The gavel as a symbol of corporate education, smashing the apple – the universal symbol of education – reinforces a text applauding yet another requested deathblow to teacher tenure. Instead of clarity, this continues the misconception that tenure ensures a job for life. It does not. It ensures “just cause” rationale before teachers can be fired. [Related, see a recent Washington Post article about how an all round “excellent” teacher is suing the state of New York given her lack of due process here].
In addition, the cover perpetuates the pernicious myth of the “bad” teacher and tenure as the prime enablers of larger failures in American education. This is a false narrative. These failures are due to structural inequalities and chronic underfunding in our educational systems, not due to teachers and teacher tenure.
The cover feeds this narrative with the misleading statement, “It is nearly impossible to fire bad teachers.” A few months ago talk show host Whoopi Goldberg made similar statements suffering under the same basic misunderstanding of teacher tenure as something akin to what college professors enjoy rather than a simple guarantee of procedural due process which is its function in K-12 education.
Nevertheless, opponents of teacher tenure have consistently invoked the “bad teacher” argument as pretext to attack not only teachers but also teacher unions, arguing that they place the needs of students second to the protection of underperforming teachers.
In fact, teacher tenure has served as an important protection to allow teachers to advocate for students— especially with regard to maintaining manageable class sizes, safe instructional spaces, the needs of students who are English Language Learners and Students with Disabilities.
Given the massive increase in student enrollments, one of the greatest shortfalls is in the number of teachers themselves. A simple accounting of all the teaching positions lost in the great recessions reveals that the nation would need 377,000 more teachers in the classroom just to keep pace not to mention combat the shameful shortage of teachers of color.
In its haste to disparage teachers, the cover inadvertently tells a larger truth.

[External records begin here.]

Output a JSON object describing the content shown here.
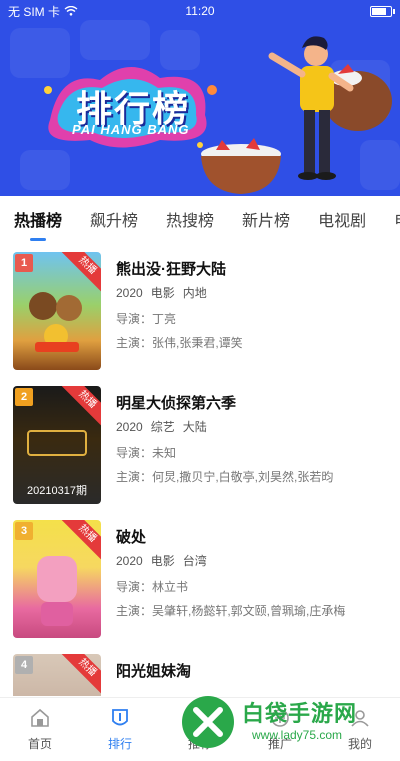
{
  "status_bar": {
    "carrier": "无 SIM 卡",
    "time": "11:20",
    "battery_level": 0.85
  },
  "banner": {
    "title": "排行榜",
    "subtitle": "PAI HANG BANG"
  },
  "tabs": [
    {
      "label": "热播榜",
      "active": true
    },
    {
      "label": "飙升榜",
      "active": false
    },
    {
      "label": "热搜榜",
      "active": false
    },
    {
      "label": "新片榜",
      "active": false
    },
    {
      "label": "电视剧",
      "active": false
    },
    {
      "label": "电影",
      "active": false
    }
  ],
  "list": [
    {
      "rank": "1",
      "badge": "热播",
      "title": "熊出没·狂野大陆",
      "year": "2020",
      "category": "电影",
      "region": "内地",
      "director_label": "导演：",
      "director": "丁亮",
      "cast_label": "主演：",
      "cast": "张伟,张秉君,谭笑",
      "poster_caption": "",
      "rank_color": "#e85a4f"
    },
    {
      "rank": "2",
      "badge": "热播",
      "title": "明星大侦探第六季",
      "year": "2020",
      "category": "综艺",
      "region": "大陆",
      "director_label": "导演：",
      "director": "未知",
      "cast_label": "主演：",
      "cast": "何炅,撒贝宁,白敬亭,刘昊然,张若昀",
      "poster_caption": "20210317期",
      "rank_color": "#f0a020"
    },
    {
      "rank": "3",
      "badge": "热播",
      "title": "破处",
      "year": "2020",
      "category": "电影",
      "region": "台湾",
      "director_label": "导演：",
      "director": "林立书",
      "cast_label": "主演：",
      "cast": "吴肇轩,杨懿轩,郭文颐,曾珮瑜,庄承梅",
      "poster_caption": "",
      "rank_color": "#f0b030"
    },
    {
      "rank": "4",
      "badge": "热播",
      "title": "阳光姐妹淘",
      "year": "",
      "category": "",
      "region": "",
      "director_label": "",
      "director": "",
      "cast_label": "",
      "cast": "",
      "poster_caption": "",
      "rank_color": "#b0b0b0"
    }
  ],
  "bottom_nav": [
    {
      "label": "首页",
      "icon": "home-icon",
      "active": false
    },
    {
      "label": "排行",
      "icon": "ranking-icon",
      "active": true
    },
    {
      "label": "推荐",
      "icon": "recommend-icon",
      "active": false
    },
    {
      "label": "推广",
      "icon": "promote-icon",
      "active": false
    },
    {
      "label": "我的",
      "icon": "profile-icon",
      "active": false
    }
  ],
  "watermark": {
    "name": "白袋手游网",
    "url": "www.lady75.com"
  },
  "colors": {
    "banner_bg": "#2f4fe6",
    "accent": "#2f7ff0",
    "hot_ribbon": "#e43a3a",
    "watermark_green": "#2aa84a"
  }
}
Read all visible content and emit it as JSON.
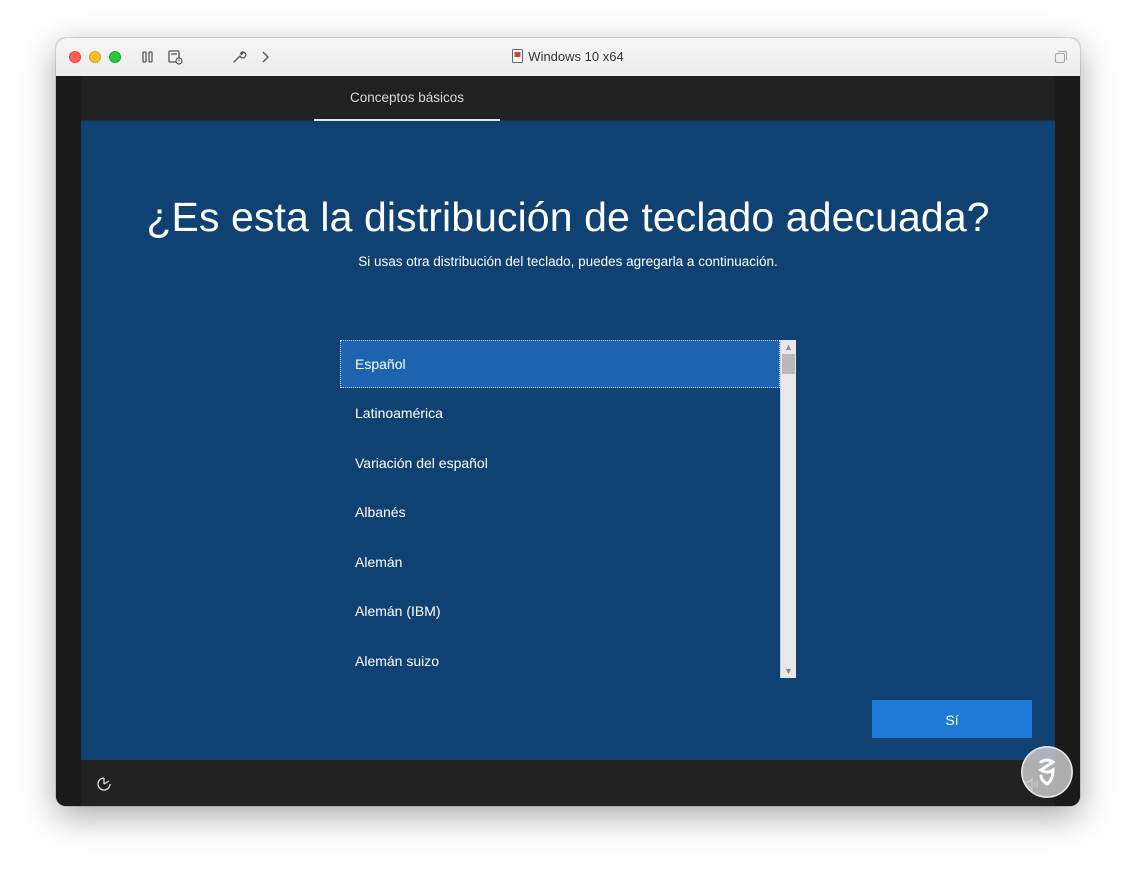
{
  "window": {
    "title": "Windows 10 x64"
  },
  "toolbar": {
    "icons": [
      "pause-icon",
      "snapshot-icon",
      "wrench-icon",
      "chevron-right-icon"
    ]
  },
  "oobe": {
    "tab_label": "Conceptos básicos",
    "heading": "¿Es esta la distribución de teclado adecuada?",
    "subheading": "Si usas otra distribución del teclado, puedes agregarla a continuación.",
    "layouts": [
      "Español",
      "Latinoamérica",
      "Variación del español",
      "Albanés",
      "Alemán",
      "Alemán (IBM)",
      "Alemán suizo"
    ],
    "selected_index": 0,
    "yes_button": "Sí"
  },
  "colors": {
    "oobe_background": "#0f4272",
    "selected_item": "#1c63b0",
    "button": "#1f79d6"
  }
}
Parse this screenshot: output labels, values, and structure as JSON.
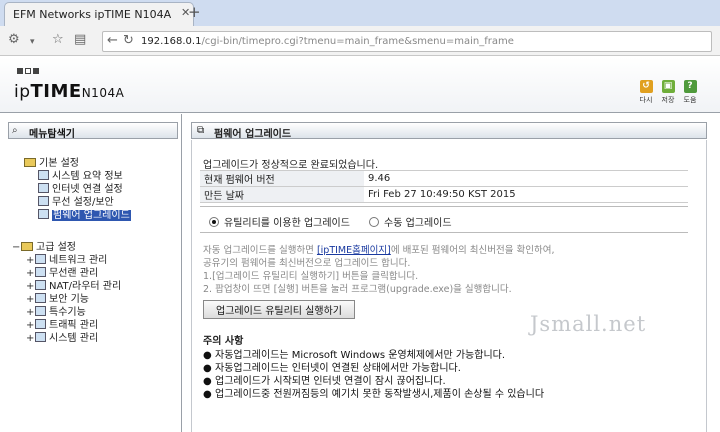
{
  "browser": {
    "tab_title": "EFM Networks ipTIME N104A",
    "tab_close": "✕",
    "new_tab": "+",
    "url_host": "192.168.0.1",
    "url_path": "/cgi-bin/timepro.cgi?tmenu=main_frame&smenu=main_frame"
  },
  "header": {
    "brand_prefix": "ip",
    "brand_main": "TIME",
    "brand_model": "N104A",
    "buttons": [
      {
        "label": "다시",
        "color": "#e0a020",
        "glyph": "↺"
      },
      {
        "label": "저장",
        "color": "#6fae3a",
        "glyph": "▣"
      },
      {
        "label": "도움",
        "color": "#4f9a3c",
        "glyph": "?"
      }
    ]
  },
  "left_panel": {
    "title": "메뉴탐색기",
    "basic_group": "기본 설정",
    "basic_items": [
      "시스템 요약 정보",
      "인터넷 연결 설정",
      "무선 설정/보안",
      "펌웨어 업그레이드"
    ],
    "advanced_group": "고급 설정",
    "advanced_items": [
      "네트워크 관리",
      "무선랜 관리",
      "NAT/라우터 관리",
      "보안 기능",
      "특수기능",
      "트래픽 관리",
      "시스템 관리"
    ]
  },
  "main": {
    "title": "펌웨어 업그레이드",
    "status_message": "업그레이드가 정상적으로 완료되었습니다.",
    "info": [
      {
        "key": "현재 펌웨어 버전",
        "value": "9.46"
      },
      {
        "key": "만든 날짜",
        "value": "Fri Feb 27 10:49:50 KST 2015"
      }
    ],
    "radio_utility": "유틸리티를 이용한 업그레이드",
    "radio_manual": "수동 업그레이드",
    "desc_line1_pre": "자동 업그레이드를 실행하면",
    "desc_link": "[ipTIME홈페이지]",
    "desc_line1_post": "에 배포된 펌웨어의 최신버전을 확인하여,",
    "desc_line2": "공유기의 펌웨어를 최신버전으로 업그레이드 합니다.",
    "desc_line3": "1.[업그레이드 유틸리티 실행하기] 버튼을 클릭합니다.",
    "desc_line4": "2. 팝업창이 뜨면 [실행] 버튼을 눌러 프로그램(upgrade.exe)을 실행합니다.",
    "run_button": "업그레이드 유틸리티 실행하기",
    "notes_title": "주의 사항",
    "notes": [
      "자동업그레이드는 Microsoft Windows 운영체제에서만 가능합니다.",
      "자동업그레이드는 인터넷이 연결된 상태에서만 가능합니다.",
      "업그레이드가 시작되면 인터넷 연결이 잠시 끊어집니다.",
      "업그레이드중 전원꺼짐등의 예기치 못한 동작발생시,제품이 손상될 수 있습니다"
    ]
  },
  "watermark": "Jsmall.net"
}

The instrument used to destroy teacher tenure is wielded against the entire profession. It seeks to obliterate due process for all teachers rather than to ensure its proper use.
More significantly, the cover uncritically situates the tech millionaires as saviors without revealing their own self-interest in the tenure fight, the creation of a nation of corporate-run franchise schools taught by untrained teachers and measured by high stakes test[s] developed and administered by those same millionaires.
In an age where transparency in politics and journalism is sorely needed, we regret Time’s decision to proceed with a cover so clearly at odds with the truth.
The Badass Teachers Association
(Created by BAT Administrators and edited by Marla Kilfoyle, Melissa Tomlinson, Steven Singer, and Dr. Yohuru Williams)